It happened again, as it has more times than I can remember. I stopped for a red light at a corner where one of those people were. You know, the ones who are a bit disheveled, maybe gaunt, quite often looking much older than their chronological years, due to a hard life. There is always a sign made from a broken box that says something like, “Down on luck.” “Brain tumor.” “Help my kids.” “Anything helps.” Without fail, though, the final words on the sign are, “God bless.”
My reaction this time came straight from the same pool (cesspool) as previously. *I looked away. *I felt guilty for having a car and home, with food on the table. *I felt guilty for not wanting to give them anything. *I felt manipulated. *I felt condemned because I didn’t hear Holy Spirit telling me what to do. *I added this person into the category of those who make a tax-free living from handouts on a street corner rather than getting a real job. *I distrusted them and their sign completely. *I felt sorry for them. *I resented them for making me feel guilty for having what they don’t have. *I resented them for trying to manipulate me with “God bless.” *I heard that hated word should hammering at me in various statements. “I should give them some of the cash I keep for just such possibilities.” “As a follower of Christ, I should just give every time, no matter what.” You get the picture.

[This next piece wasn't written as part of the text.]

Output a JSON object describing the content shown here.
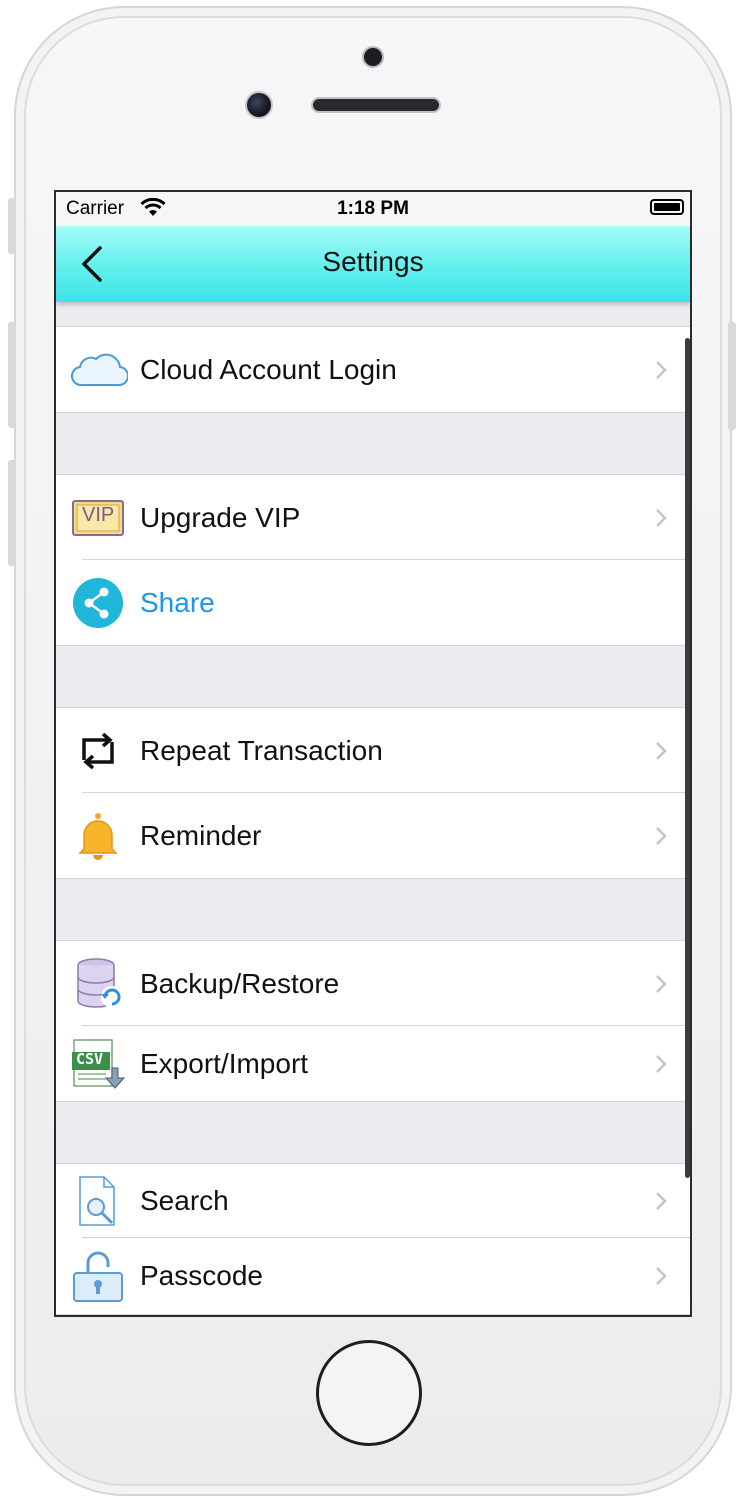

Frustrated by the conflict recurring in my mind, I asked, “What do You want me to do, Daddy? Not just with this one person, but from here on.” I did not ask for a give / don’t give answer to apply every time, because I know He will lead me with each one – when I hear Him. I was missing something, though, and it turned out to be an across-the-board answer after all, though it wasn’t financial. It was an issue with my heart revealed as He spoke these words to me, “Look at them.”
“Look at them.” So simple. So clear. “Look at them” through Daddy’s eyes instead of my own natural ones. When I really look at them, it’s not hard to know what He would have me do for each person I encounter. Look at them as He looks at them, in their current condition. Without looking away. Without looking askance. Look at them as human beings, regardless of their reason for being on that street corner. Look past the protective façade of hardness to see the sadness or pain or anger. Look at them as Daddy does, with absolute love. Just look at them.
In the short term, it seems much easier to look away, because nothing is required when I don’t look, when I don’t know. Yet those are the very times I miss Jesus. To look at their faces as Daddy does means I see them not as the enemy, but as one Jesus died for who is being hammered by the enemy. When I look at a younger man begging for money as Daddy looks at him, my heart breaks at the shame he feels. Or when I look with His eyes at the older ones – those who don’t remember much of life other than this – and I see them as babies and young children so full of life and hope. Is this what their mothers and fathers envisioned for them as adults, a life seemingly without hope? Again He says, “Look at them.”
“Look at them.” These words have changed my heart, but I still need reminding. How thankful I am that Daddy keeps looking at me even when I turn away from those unlike me. How thankful I am that He continues to work those words more deeply into my heart. The actions that result from looking at people with His eyes vary. That’s part of the joy of following His Spirit. But the beginning point is always the same, for it is in my heart. “Look at them.”